The acquisition of Nick Swisher is an excellent move for the New York Yankees.
No, Swisher is not an All-Star. He is a good, useful player coming off a bad season (.219).
When I look at this deal the Yankees I can’t help but think about another deal the Yankees made about a decade ago for a good player coming off a horrible season. Scott Brosius hit .203 for Oakland in 1997. In 1998 he drove in 100 runs for the Yankees and ended up playing third base on three world championship teams.
To me, the Swisher deal is similar. I can only hope it works out nearly as well.
Hopefully, this also signals a return to the philosophy the Yankees used during those championship days. Fill your lineup with good players instead of superstars, and concentrate on building a pitching staff that gives you a chance to win every day.
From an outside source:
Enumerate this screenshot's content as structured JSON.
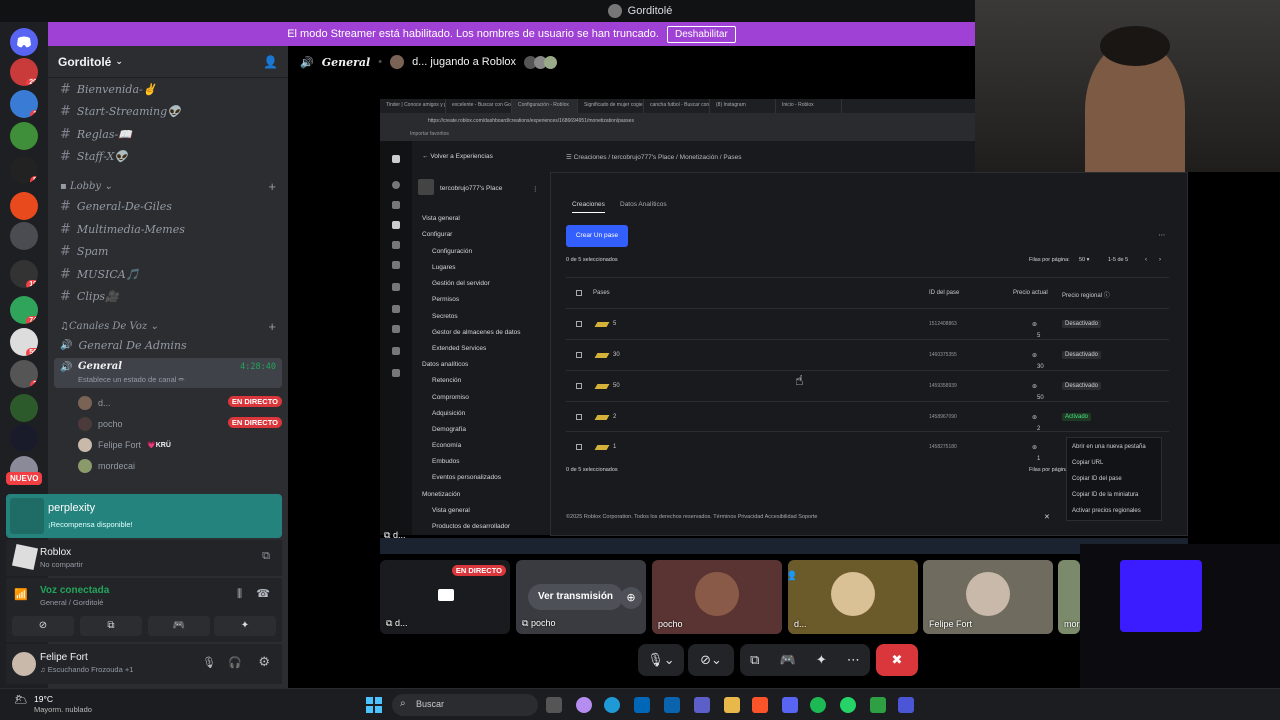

The switch-hitting Swisher, who will be 28 next season, can play first base and all three outfield slots. GM Brian Cashman indicated Thursday that Swisher is likely to play first base. That, of course, is bad news for Mark Teixeira.
He could also spend some time at any of the outfield slots, giving manager Joe Girardi some lineup flexibility he did not have last season.
In my opinion, the Yankees gave up virtually nothing for Swisher. Wilson Betemit is a useless reserve infielder who plays a lot of positions — all badly. The White Sox must think more highly of AAA pitcher Jeff Marquez than the Yankees do, and Jhonny Nunez appears to be a throw-in. The Yankees also received 22-year-old relief pitcher Kanekoa Texeira.
Swisher won’t hit .300 (his career batting average is .244). He will hit 20+ home runs, drive in around 80 runs and draw a lot of walks (.354 career OBP). Plus, he is signed to a reasonable 5-year contract that will pay him about $5 million annually through 2011.
I can’t find anything not to like about this trade.